You report that chief executives feel they have become a 'socially excluded minority frozen out of policy-making and subject to rigid control from the centre' (News Focus, page 14, 1 October). You have also reported in recent weeks that a teaching hospital has found itself 6m in the red without knowing why, that plans to cut costs through the controversial closure of an accident and emergency department realised little of the predicted savings, and that the NHS is failing to manage the year 2000 issue effectively.
Do these highly public failures explain why the views of managers are not being sought? More important, how do we find ourselves in these difficulties? Consider the following questions:
How many NHS managers have access to information systems that tell them what is really going on?
How many trusts have sufficiently robust financial systems to alert them to problems before they occur?
Are there enough management resources to allow for anything other than reactive management?
Few managers have access to the tools to enable them to operate effectively. This results in a lack of professionalism which is not the fault of NHS managers. It is the fault of the system that consistently undervalues the importance of managers in running one of the most complex organisation in the UK.

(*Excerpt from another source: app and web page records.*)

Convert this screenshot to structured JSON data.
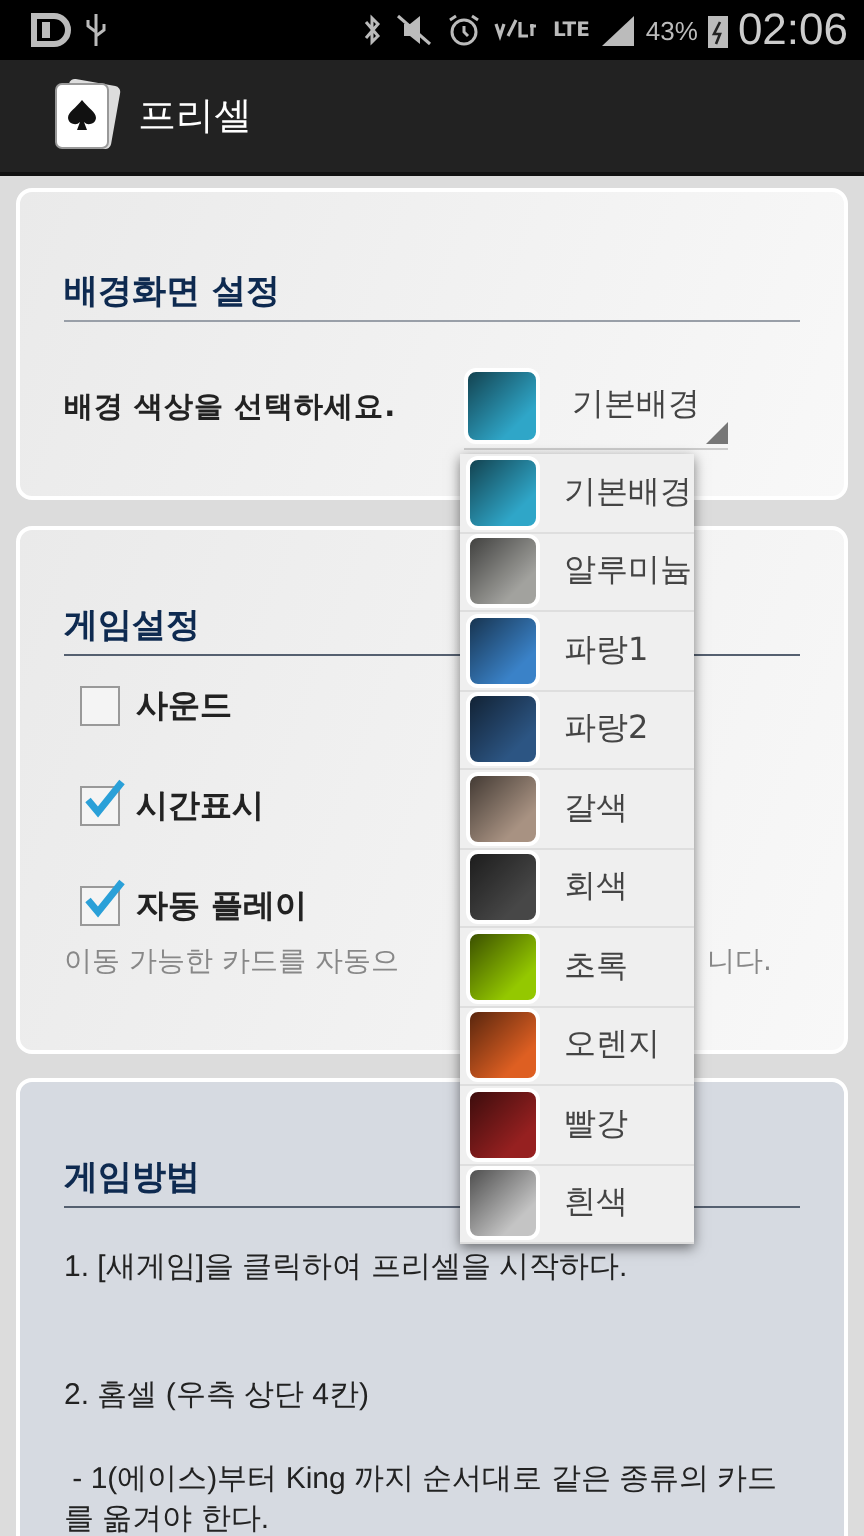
{
  "status_bar": {
    "network": "LTE",
    "battery": "43%",
    "time": "02:06"
  },
  "app_bar": {
    "title": "프리셀"
  },
  "background_section": {
    "heading": "배경화면 설정",
    "label": "배경 색상을 선택하세요.",
    "spinner": {
      "value": "기본배경",
      "color": "#2fa6c8"
    }
  },
  "dropdown": [
    {
      "label": "기본배경",
      "color": "#2fa6c8"
    },
    {
      "label": "알루미늄",
      "color": "#a2a29e"
    },
    {
      "label": "파랑1",
      "color": "#3a82c8"
    },
    {
      "label": "파랑2",
      "color": "#2c5583"
    },
    {
      "label": "갈색",
      "color": "#a89282"
    },
    {
      "label": "회색",
      "color": "#474747"
    },
    {
      "label": "초록",
      "color": "#94c800"
    },
    {
      "label": "오렌지",
      "color": "#de5f22"
    },
    {
      "label": "빨강",
      "color": "#962020"
    },
    {
      "label": "흰색",
      "color": "#c4c4c4"
    }
  ],
  "game_settings": {
    "heading": "게임설정",
    "options": [
      {
        "label": "사운드",
        "checked": false
      },
      {
        "label": "시간표시",
        "checked": true
      },
      {
        "label": "자동 플레이",
        "checked": true
      }
    ],
    "hint_left": "이동 가능한 카드를 자동으",
    "hint_right": "니다."
  },
  "how_to_play": {
    "heading": "게임방법",
    "paragraphs": [
      "1. [새게임]을 클릭하여 프리셀을 시작하다.",
      "2. 홈셀 (우측 상단 4칸)",
      " - 1(에이스)부터 King 까지 순서대로 같은 종류의 카드를 옮겨야 한다."
    ]
  }
}
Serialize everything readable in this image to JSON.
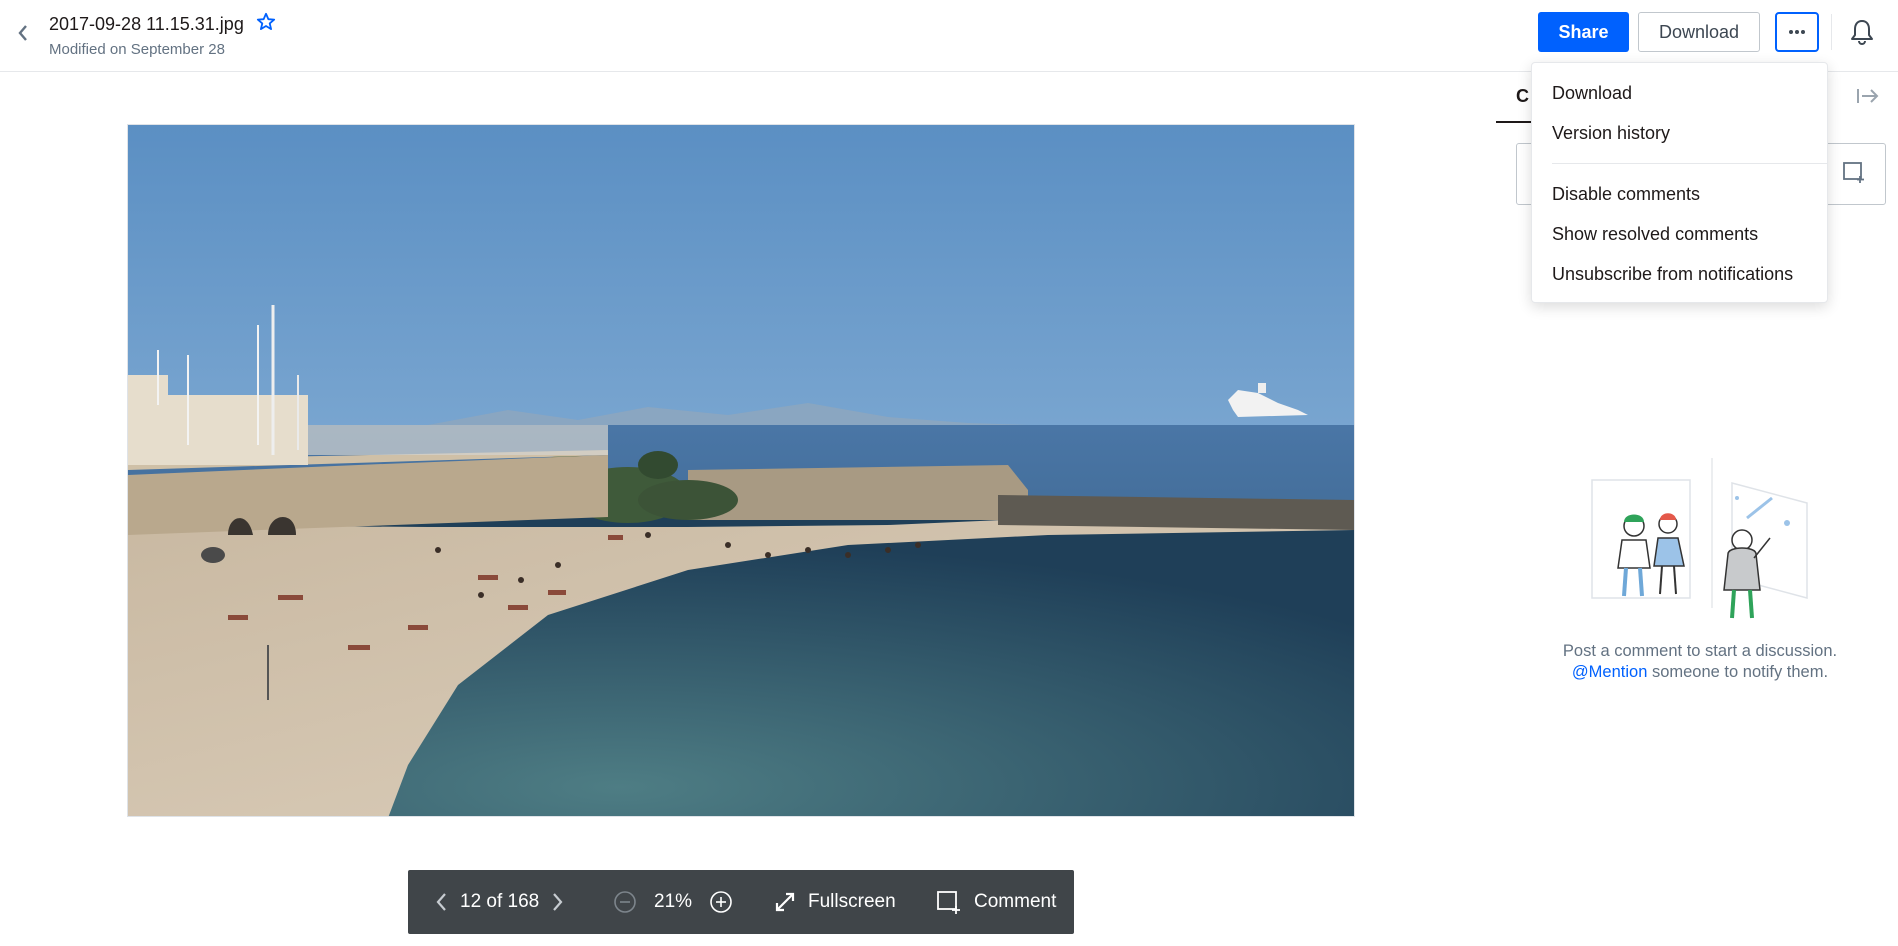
{
  "header": {
    "file_name": "2017-09-28 11.15.31.jpg",
    "modified": "Modified on September 28",
    "share_label": "Share",
    "download_label": "Download"
  },
  "menu": {
    "items": [
      "Download",
      "Version history",
      "Disable comments",
      "Show resolved comments",
      "Unsubscribe from notifications"
    ]
  },
  "sidebar": {
    "tab_label": "C",
    "empty_line1": "Post a comment to start a discussion.",
    "mention": "@Mention",
    "empty_line2_rest": " someone to notify them."
  },
  "toolbar": {
    "page": "12 of 168",
    "zoom": "21%",
    "fullscreen_label": "Fullscreen",
    "comment_label": "Comment"
  },
  "colors": {
    "accent": "#0061fe",
    "toolbar_bg": "#404549",
    "muted_text": "#637282"
  }
}
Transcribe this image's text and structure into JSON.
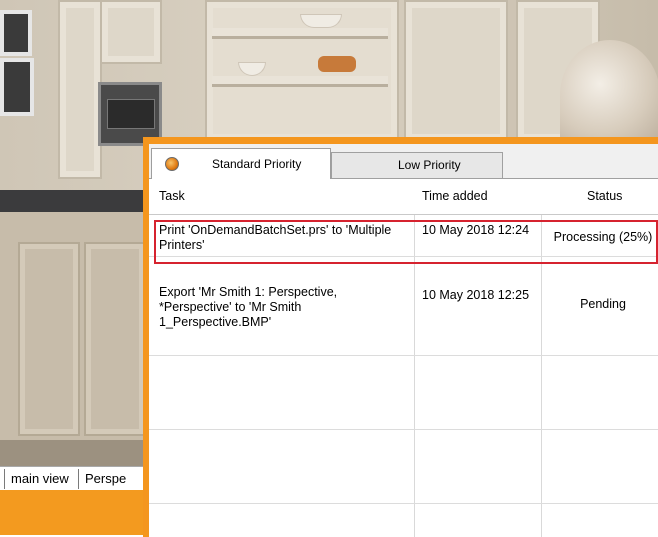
{
  "dialog": {
    "tabs": [
      {
        "label": "Standard Priority",
        "active": true
      },
      {
        "label": "Low Priority",
        "active": false
      }
    ],
    "columns": {
      "task": "Task",
      "time_added": "Time added",
      "status": "Status"
    },
    "rows": [
      {
        "task": "Print 'OnDemandBatchSet.prs' to 'Multiple Printers'",
        "time": "10 May 2018 12:24",
        "status": "Processing (25%)"
      },
      {
        "task": "Export 'Mr Smith 1: Perspective, *Perspective' to 'Mr Smith 1_Perspective.BMP'",
        "time": "10 May 2018 12:25",
        "status": "Pending"
      }
    ]
  },
  "view_tabs": [
    "main view",
    "Perspe"
  ],
  "colors": {
    "accent": "#f4961e",
    "highlight": "#d6232f"
  }
}
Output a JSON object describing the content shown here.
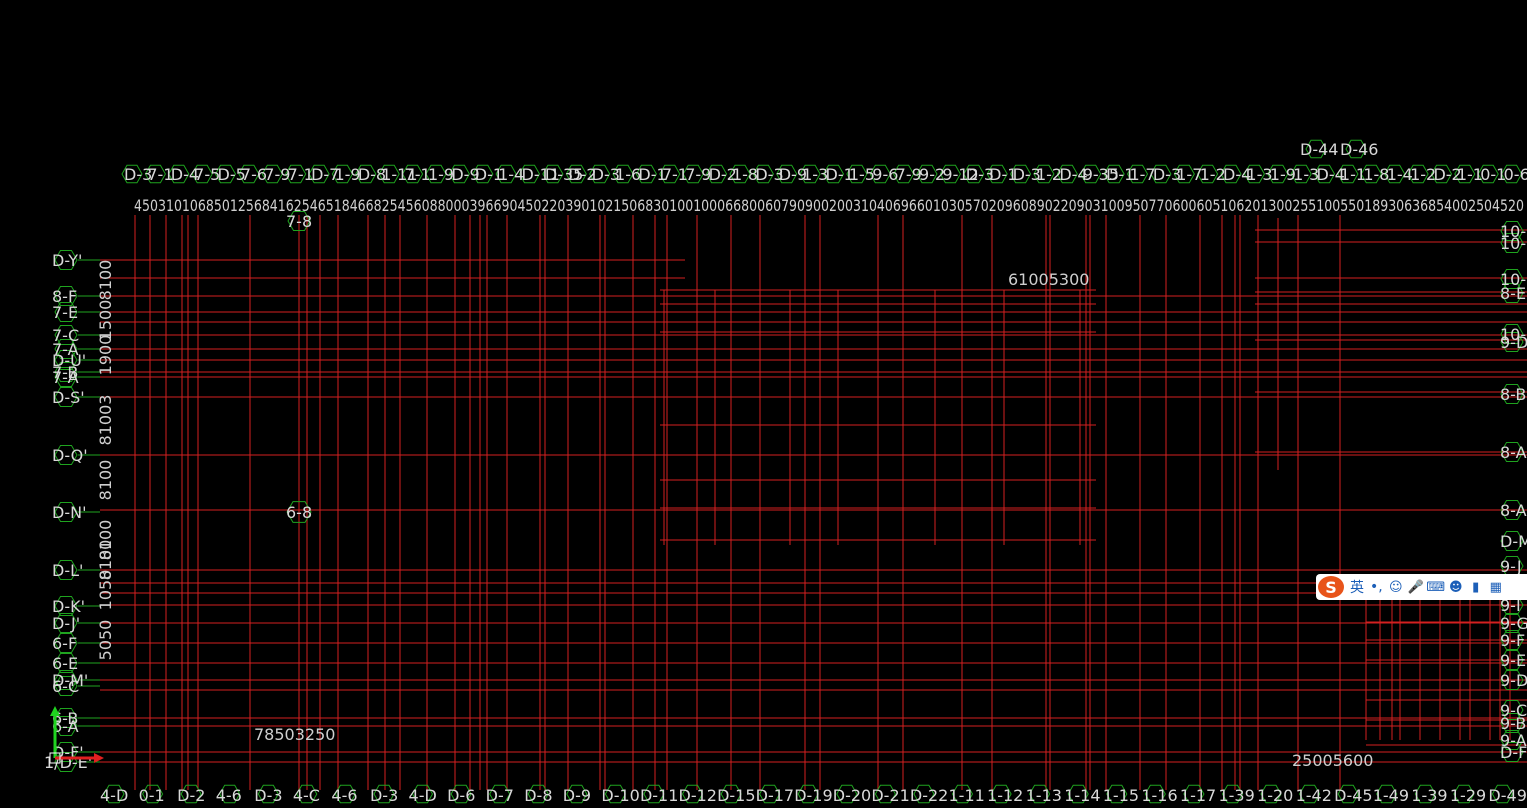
{
  "top_labels": [
    "D-3",
    "7-1",
    "D-4",
    "7-5",
    "D-5",
    "7-6",
    "7-9",
    "7-1",
    "D-7",
    "1-9",
    "D-8",
    "1-11",
    "7-1",
    "1-9",
    "D-9",
    "D-1",
    "1-4",
    "D-11",
    "D-35",
    "D-2",
    "D-3",
    "1-6",
    "D-1",
    "7-1",
    "7-9",
    "D-2",
    "1-8",
    "D-3",
    "D-9",
    "1-3",
    "D-1",
    "1-5",
    "9-6",
    "7-9",
    "9-2",
    "9-12",
    "D-3",
    "D-1",
    "D-3",
    "1-2",
    "D-4",
    "9-35",
    "D-1",
    "1-7",
    "D-3",
    "1-7",
    "1-2",
    "D-4",
    "1-3",
    "1-9",
    "1-3",
    "D-4",
    "1-1",
    "1-8",
    "1-4",
    "1-2",
    "D-2",
    "1-1",
    "0-1",
    "0-62"
  ],
  "top_dims": "450310106850125684162546518466825456088000396690450220390102150683010010006680060790900200310406966010305702096089022090310095077060060510620130025510055018930636854002504520",
  "upper_top_labels": [
    "D-44",
    "D-46"
  ],
  "sub_label_7_8": "7-8",
  "left_labels": [
    "D-Y'",
    "8-F",
    "7-E",
    "7-C",
    "7-A",
    "D-U'",
    "7-B",
    "7-A",
    "D-S'",
    "D-Q'",
    "D-N'",
    "D-L'",
    "D-K'",
    "D-J'",
    "6-F",
    "6-E",
    "D-M'",
    "6-C",
    "6-B",
    "6-A",
    "D-F'",
    "1/D-E'"
  ],
  "left_dims": [
    "8100",
    "1500",
    "1900",
    "81003",
    "8100",
    "8100",
    "8100",
    "1050",
    "5050"
  ],
  "bottom_labels": [
    "4-D",
    "0-1",
    "D-2",
    "4-6",
    "D-3",
    "4-C",
    "4-6",
    "D-3",
    "4-D",
    "D-6",
    "D-7",
    "D-8",
    "D-9",
    "D-10",
    "D-11",
    "D-12",
    "D-15",
    "D-17",
    "D-19",
    "D-20",
    "D-21",
    "D-22",
    "1-11",
    "1-12",
    "1-13",
    "1-14",
    "1-15",
    "1-16",
    "1-17",
    "1-39",
    "1-20",
    "1-42",
    "D-45",
    "1-49",
    "1-39",
    "1-29",
    "D-49"
  ],
  "bottom_readable": [
    "D-6",
    "D-7",
    "D-8",
    "1-11",
    "1-12",
    "1-13",
    "1-14",
    "1-15",
    "1-16"
  ],
  "bubble_6_8": "6-8",
  "bubble_7_8": "7-8",
  "dim_6100": "61005300",
  "dim_7850": "78503250",
  "dim_2500": "25005600",
  "right_labels": [
    "10-",
    "10-",
    "10-",
    "8-E",
    "10-",
    "9-D",
    "8-B",
    "8-A",
    "8-A",
    "D-M",
    "9-J",
    "9-I",
    "9-G",
    "9-F",
    "9-E",
    "9-D",
    "9-C",
    "9-B",
    "9-A",
    "D-F"
  ],
  "ime": {
    "logo": "S",
    "lang": "英",
    "punct": "•,",
    "icons": [
      "smile-icon",
      "mic-icon",
      "keyboard-icon",
      "user-icon",
      "shirt-icon",
      "grid-icon"
    ]
  },
  "colors": {
    "background": "#000000",
    "grid_line": "#d42020",
    "bubble": "#1fa31f",
    "text": "#d9d9d9"
  }
}
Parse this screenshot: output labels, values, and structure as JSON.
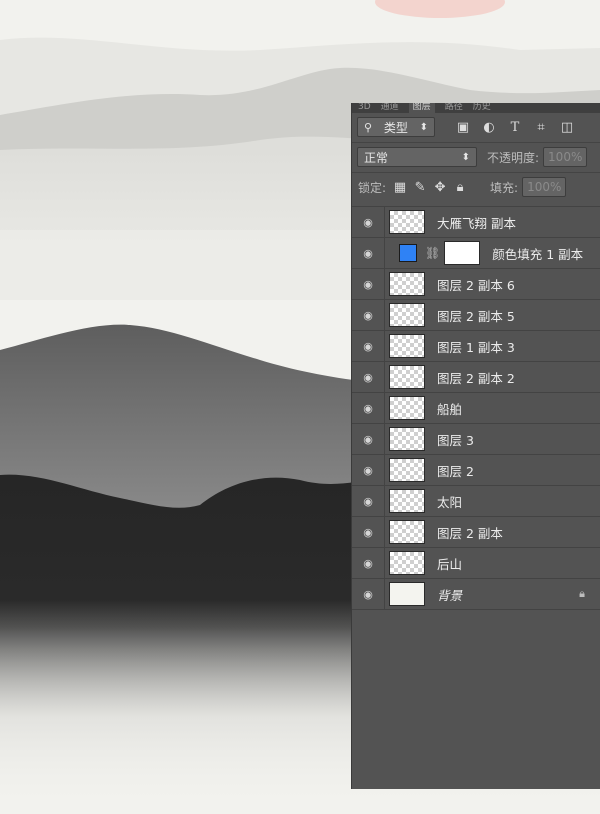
{
  "panel": {
    "tabs": [
      "3D",
      "通道",
      "图层",
      "路径",
      "历史"
    ],
    "active_tab_index": 2,
    "filter": {
      "label": "类型",
      "arrows": "⬍"
    },
    "filter_tools": [
      "image-filter-icon",
      "adjustment-filter-icon",
      "type-filter-icon",
      "shape-filter-icon",
      "smart-object-filter-icon"
    ],
    "blend_mode": "正常",
    "opacity_label": "不透明度:",
    "opacity_value": "100%",
    "lock_label": "锁定:",
    "fill_label": "填充:",
    "fill_value": "100%",
    "layers": [
      {
        "name": "大雁飞翔 副本",
        "type": "pixel"
      },
      {
        "name": "颜色填充 1 副本",
        "type": "fill"
      },
      {
        "name": "图层 2 副本 6",
        "type": "pixel"
      },
      {
        "name": "图层 2 副本 5",
        "type": "pixel"
      },
      {
        "name": "图层 1 副本 3",
        "type": "pixel"
      },
      {
        "name": "图层 2 副本 2",
        "type": "pixel"
      },
      {
        "name": "船舶",
        "type": "pixel"
      },
      {
        "name": "图层 3",
        "type": "pixel"
      },
      {
        "name": "图层 2",
        "type": "pixel"
      },
      {
        "name": "太阳",
        "type": "pixel"
      },
      {
        "name": "图层 2 副本",
        "type": "pixel"
      },
      {
        "name": "后山",
        "type": "pixel"
      },
      {
        "name": "背景",
        "type": "background",
        "locked": true
      }
    ]
  },
  "colors": {
    "panel_bg": "#535353",
    "fill_swatch": "#2f82f5",
    "canvas_bg": "#f2f2ee"
  }
}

It does this by appearing to support the view that investment in management and IT takes money away from patient care; by unrealistic management cost targets; by failing to pay private sector salaries in the areas that are directly competitive with the private sector (finance and IT); and by failing to provide career development for all managers.
Managers can't perform without appropriate training and resources any more than doctors and nurses. If the NHS can't or won't provide the basic facilities that managers need to carry out their jobs, there is little hope of the NHS ever being run effectively.
If managers were valued and given the appropriate tools and encouragement to manage effectively, everyone in the NHS would gain. This is the task on which the organisations representing the NHS and NHS managers should focus.